(Records drawn from a dataset)

# # # # # # #

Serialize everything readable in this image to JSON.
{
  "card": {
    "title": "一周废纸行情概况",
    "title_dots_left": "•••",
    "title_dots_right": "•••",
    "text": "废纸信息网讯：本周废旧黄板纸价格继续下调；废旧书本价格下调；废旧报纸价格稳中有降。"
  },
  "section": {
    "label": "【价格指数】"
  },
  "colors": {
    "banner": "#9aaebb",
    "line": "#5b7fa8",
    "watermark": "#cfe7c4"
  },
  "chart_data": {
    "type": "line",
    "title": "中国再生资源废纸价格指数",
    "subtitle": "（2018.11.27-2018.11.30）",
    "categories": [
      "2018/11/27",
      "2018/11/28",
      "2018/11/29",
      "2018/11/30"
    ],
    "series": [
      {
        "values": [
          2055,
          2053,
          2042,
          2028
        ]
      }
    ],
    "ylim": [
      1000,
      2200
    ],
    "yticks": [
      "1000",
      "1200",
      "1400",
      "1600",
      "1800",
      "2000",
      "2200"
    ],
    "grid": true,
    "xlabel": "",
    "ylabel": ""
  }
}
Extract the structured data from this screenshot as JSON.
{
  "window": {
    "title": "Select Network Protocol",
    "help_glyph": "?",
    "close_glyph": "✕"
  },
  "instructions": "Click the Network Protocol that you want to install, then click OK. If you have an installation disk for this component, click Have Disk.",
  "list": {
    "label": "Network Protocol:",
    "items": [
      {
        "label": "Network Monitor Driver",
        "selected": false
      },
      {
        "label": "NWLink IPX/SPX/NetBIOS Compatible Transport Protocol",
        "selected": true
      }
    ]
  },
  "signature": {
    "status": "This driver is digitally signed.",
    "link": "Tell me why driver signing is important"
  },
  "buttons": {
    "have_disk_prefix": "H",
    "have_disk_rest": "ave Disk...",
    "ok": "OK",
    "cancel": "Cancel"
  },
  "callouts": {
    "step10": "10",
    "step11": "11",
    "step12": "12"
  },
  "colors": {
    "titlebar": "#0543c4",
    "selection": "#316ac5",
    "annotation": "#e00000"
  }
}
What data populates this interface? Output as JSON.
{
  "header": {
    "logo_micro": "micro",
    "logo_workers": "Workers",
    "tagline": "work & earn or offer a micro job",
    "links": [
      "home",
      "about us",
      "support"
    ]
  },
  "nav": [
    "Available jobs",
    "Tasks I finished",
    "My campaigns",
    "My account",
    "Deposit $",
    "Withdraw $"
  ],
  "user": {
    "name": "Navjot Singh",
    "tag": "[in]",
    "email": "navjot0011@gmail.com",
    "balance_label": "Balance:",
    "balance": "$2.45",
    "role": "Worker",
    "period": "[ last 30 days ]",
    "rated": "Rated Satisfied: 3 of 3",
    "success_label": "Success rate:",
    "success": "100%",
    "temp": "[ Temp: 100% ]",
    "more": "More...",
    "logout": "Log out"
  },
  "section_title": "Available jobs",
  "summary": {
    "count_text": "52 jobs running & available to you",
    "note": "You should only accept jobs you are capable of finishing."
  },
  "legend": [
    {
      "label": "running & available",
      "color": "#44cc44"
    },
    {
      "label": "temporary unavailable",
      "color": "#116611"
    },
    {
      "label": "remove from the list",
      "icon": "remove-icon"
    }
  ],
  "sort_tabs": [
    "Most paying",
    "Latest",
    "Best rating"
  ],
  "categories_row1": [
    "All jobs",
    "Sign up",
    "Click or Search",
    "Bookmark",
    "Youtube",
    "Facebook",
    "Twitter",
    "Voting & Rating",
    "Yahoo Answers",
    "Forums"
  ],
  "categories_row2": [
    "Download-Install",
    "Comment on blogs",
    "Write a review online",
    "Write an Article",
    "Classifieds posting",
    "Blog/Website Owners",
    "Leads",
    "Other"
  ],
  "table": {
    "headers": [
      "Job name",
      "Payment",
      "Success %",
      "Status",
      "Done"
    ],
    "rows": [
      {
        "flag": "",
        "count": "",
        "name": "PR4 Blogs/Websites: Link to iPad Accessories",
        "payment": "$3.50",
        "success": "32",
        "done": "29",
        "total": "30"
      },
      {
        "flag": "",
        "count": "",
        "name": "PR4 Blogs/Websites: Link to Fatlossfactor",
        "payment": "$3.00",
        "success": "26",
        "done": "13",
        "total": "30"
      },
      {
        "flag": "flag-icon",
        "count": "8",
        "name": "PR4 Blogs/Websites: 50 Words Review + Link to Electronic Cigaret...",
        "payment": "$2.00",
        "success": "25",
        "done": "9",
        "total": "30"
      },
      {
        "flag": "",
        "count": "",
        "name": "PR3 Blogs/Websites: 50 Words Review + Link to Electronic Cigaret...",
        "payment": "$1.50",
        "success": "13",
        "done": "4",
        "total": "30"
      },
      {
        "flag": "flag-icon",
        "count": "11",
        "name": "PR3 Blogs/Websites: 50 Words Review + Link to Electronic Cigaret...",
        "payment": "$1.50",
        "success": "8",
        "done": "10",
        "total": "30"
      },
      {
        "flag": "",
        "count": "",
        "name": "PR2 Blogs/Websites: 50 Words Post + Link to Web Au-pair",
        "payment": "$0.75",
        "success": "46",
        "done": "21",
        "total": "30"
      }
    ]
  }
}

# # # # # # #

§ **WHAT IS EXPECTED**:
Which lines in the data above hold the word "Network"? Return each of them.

§ **OUTPUT**:
    "title": "Select Network Protocol",
  "instructions": "Click the Network Protocol that you want to install, then click OK. If you have an installation disk for this component, click Have Disk.",
    "label": "Network Protocol:",
        "label": "Network Monitor Driver",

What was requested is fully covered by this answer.